A bear market is defined as a downward trending market, but a bear market rally is a bit different. A bear market rally is a period in which stock prices increase during a bear market. Although this might seem counter intuitive, the increase is short lived, follows a period when the markets declined and is then followed again by another market decline which results in a significant downward trend.
While there are no specific standards for the concept of a bear market rally, the general definition is that there is an overall market increase of 10-20% during the conditions of a bear market. This trend is common during downward movement of the stock markets, and you can find such examples by looking at the way the markets move even in the worst financial times. Even after the famous 1929 Dow Jones crash a bear market rally occurred before the final decline in 1932.

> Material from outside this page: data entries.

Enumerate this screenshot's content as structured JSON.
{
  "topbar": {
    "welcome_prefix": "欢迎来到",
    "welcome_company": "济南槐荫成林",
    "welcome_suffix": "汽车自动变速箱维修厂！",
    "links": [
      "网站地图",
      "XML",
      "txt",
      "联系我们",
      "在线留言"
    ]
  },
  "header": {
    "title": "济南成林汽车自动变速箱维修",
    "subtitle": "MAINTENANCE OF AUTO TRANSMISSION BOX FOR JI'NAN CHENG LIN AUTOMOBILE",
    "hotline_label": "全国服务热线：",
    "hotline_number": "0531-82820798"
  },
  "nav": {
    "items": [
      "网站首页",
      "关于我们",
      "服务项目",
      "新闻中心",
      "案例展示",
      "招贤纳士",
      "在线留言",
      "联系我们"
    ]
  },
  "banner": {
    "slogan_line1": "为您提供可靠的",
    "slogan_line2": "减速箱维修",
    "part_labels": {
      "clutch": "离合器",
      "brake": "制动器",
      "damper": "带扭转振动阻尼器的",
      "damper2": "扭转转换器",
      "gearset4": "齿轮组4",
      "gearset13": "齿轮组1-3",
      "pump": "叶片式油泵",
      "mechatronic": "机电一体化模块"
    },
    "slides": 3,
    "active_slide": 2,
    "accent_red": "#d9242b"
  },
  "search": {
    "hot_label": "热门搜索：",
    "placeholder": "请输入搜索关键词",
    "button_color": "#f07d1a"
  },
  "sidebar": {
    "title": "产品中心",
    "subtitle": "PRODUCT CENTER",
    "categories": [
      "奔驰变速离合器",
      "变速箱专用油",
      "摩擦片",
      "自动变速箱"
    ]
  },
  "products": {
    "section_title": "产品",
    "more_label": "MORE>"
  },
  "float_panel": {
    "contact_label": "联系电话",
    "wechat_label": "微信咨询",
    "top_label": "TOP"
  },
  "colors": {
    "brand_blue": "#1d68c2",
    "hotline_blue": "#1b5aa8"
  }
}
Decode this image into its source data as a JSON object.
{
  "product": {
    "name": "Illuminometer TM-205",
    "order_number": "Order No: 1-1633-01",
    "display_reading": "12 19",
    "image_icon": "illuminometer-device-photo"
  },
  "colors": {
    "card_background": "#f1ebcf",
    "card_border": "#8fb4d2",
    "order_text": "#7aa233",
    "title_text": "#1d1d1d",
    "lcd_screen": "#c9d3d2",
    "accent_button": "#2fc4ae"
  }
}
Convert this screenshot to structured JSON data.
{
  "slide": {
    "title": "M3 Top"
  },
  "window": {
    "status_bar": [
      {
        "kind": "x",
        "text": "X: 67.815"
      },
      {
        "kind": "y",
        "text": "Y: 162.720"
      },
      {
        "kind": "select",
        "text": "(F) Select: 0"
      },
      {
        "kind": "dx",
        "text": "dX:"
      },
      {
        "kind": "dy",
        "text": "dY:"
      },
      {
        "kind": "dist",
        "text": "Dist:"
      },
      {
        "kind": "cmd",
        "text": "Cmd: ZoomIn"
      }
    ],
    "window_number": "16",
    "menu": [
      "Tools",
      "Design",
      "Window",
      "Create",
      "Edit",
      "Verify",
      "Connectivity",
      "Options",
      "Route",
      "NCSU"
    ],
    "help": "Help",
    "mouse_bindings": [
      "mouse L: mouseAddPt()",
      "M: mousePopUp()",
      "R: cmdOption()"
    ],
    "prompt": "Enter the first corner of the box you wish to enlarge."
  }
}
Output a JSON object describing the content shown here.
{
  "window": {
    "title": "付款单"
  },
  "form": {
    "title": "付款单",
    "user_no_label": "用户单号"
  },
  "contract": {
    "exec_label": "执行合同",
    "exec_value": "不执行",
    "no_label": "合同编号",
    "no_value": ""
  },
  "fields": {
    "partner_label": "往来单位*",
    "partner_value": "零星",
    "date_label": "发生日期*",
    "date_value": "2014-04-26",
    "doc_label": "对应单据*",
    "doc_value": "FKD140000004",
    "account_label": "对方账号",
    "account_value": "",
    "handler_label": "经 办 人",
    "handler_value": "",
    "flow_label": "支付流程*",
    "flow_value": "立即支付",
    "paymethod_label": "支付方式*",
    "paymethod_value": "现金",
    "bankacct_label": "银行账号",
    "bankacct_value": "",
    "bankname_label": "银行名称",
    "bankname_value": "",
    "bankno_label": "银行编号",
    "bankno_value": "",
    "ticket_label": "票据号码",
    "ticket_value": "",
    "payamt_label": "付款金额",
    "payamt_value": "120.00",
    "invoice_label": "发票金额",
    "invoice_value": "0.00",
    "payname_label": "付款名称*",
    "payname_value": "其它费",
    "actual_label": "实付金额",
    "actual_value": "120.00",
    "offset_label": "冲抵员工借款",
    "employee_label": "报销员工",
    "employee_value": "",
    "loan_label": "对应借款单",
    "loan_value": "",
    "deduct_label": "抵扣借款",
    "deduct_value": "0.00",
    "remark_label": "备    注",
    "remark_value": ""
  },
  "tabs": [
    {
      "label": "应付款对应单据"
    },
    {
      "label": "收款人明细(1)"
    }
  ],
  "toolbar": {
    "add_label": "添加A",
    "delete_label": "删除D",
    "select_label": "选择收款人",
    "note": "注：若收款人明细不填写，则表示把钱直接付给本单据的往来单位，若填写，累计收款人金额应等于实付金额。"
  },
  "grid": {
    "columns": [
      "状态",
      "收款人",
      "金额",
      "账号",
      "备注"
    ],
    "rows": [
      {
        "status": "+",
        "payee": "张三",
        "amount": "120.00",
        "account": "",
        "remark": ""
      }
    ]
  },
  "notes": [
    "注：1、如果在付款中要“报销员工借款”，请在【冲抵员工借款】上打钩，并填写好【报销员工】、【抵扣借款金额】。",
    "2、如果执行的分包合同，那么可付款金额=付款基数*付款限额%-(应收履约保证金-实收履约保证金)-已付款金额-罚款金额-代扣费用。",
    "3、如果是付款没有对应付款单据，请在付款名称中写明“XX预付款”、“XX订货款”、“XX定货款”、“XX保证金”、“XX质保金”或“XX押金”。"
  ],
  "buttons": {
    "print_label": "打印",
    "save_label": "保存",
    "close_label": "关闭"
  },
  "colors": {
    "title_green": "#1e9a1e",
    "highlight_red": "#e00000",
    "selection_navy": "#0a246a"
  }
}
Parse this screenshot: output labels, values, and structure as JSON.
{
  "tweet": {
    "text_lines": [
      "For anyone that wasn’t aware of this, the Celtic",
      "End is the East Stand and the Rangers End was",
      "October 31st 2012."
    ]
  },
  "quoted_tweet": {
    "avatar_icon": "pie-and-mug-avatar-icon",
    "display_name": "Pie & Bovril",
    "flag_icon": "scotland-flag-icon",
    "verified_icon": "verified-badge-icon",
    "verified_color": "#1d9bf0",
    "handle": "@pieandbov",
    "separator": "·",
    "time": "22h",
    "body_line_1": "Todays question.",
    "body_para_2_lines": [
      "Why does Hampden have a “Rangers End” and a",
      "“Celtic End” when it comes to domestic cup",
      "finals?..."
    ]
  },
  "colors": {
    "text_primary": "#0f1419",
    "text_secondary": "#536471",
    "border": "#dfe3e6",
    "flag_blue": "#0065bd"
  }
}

It is important not to mistake a sucker rally for a bear market rally. A sucker rally will initially appear as a rise in the market, but the trend is much shorter. The idea is that the rally lasts long enough for the “suckers” to make purchases right before the market dives again. Determining which is which is often difficult even for those in the investment field. For investors who get in during either rally the risks are significant since there is little way to predict just when the bottom will fall out of the market again, potentially leaving them with stocks which are suddenly worth much less then they were at purchase.